# Directions for this task
From the records below, return every line containing the word "Varejo".

(Stored dataset items)
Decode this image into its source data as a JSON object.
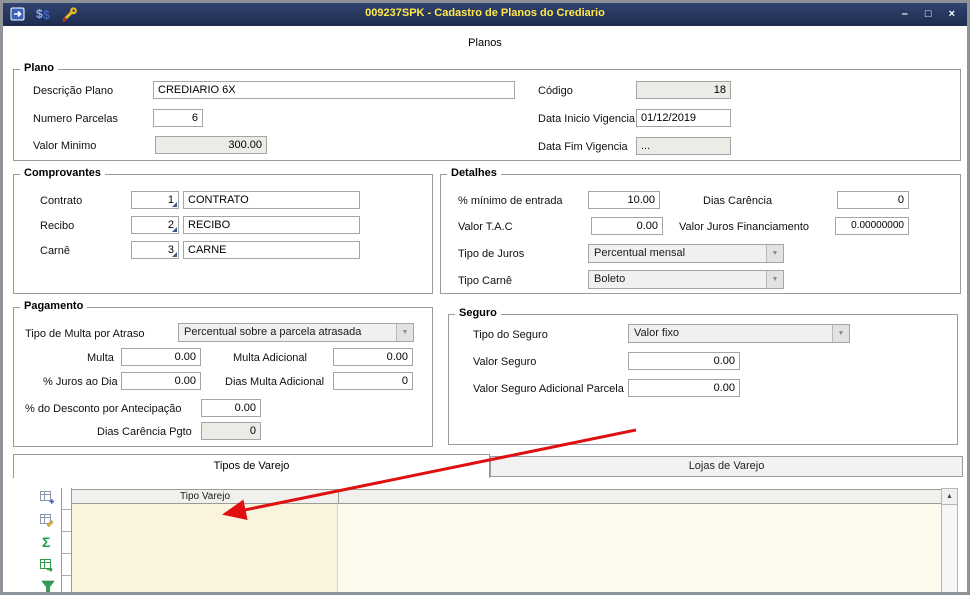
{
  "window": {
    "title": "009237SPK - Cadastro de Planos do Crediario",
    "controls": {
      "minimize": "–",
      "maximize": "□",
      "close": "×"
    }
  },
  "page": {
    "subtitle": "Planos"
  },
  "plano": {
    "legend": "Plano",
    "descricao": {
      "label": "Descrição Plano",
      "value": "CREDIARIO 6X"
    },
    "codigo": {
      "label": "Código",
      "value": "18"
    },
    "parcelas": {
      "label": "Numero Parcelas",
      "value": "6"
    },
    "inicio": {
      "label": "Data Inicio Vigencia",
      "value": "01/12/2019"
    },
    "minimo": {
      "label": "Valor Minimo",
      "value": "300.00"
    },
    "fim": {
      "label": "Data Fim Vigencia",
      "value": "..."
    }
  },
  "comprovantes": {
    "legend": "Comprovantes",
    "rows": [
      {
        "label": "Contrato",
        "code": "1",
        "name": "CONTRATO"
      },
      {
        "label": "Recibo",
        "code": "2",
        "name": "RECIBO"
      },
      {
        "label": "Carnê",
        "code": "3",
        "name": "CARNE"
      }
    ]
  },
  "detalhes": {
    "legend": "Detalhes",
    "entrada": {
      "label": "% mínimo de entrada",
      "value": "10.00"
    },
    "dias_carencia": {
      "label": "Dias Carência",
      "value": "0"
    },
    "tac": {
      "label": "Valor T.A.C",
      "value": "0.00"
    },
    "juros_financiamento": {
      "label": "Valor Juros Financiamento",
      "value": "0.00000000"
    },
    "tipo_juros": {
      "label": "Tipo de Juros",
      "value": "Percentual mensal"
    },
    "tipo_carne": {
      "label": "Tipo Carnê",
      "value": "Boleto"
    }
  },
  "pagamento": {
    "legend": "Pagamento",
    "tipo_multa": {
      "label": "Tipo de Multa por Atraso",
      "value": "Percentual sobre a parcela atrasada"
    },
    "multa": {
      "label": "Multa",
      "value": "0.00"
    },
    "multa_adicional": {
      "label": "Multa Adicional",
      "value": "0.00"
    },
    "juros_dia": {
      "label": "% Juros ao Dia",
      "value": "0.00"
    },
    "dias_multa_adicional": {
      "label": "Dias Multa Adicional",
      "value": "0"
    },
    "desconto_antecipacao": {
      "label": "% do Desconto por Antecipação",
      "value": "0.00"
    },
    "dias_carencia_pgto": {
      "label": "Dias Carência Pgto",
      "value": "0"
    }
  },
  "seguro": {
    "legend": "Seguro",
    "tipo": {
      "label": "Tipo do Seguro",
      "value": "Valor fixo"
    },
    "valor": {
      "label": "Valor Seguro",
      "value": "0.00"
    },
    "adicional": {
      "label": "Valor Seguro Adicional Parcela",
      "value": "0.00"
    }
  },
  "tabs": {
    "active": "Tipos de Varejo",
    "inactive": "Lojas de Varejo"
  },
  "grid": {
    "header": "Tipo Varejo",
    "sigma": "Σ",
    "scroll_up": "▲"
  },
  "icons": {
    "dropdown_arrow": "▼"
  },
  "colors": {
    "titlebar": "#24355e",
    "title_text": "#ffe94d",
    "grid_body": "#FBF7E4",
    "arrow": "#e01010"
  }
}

# Result
    "active": "Tipos de Varejo",
    "inactive": "Lojas de Varejo"
    "header": "Tipo Varejo",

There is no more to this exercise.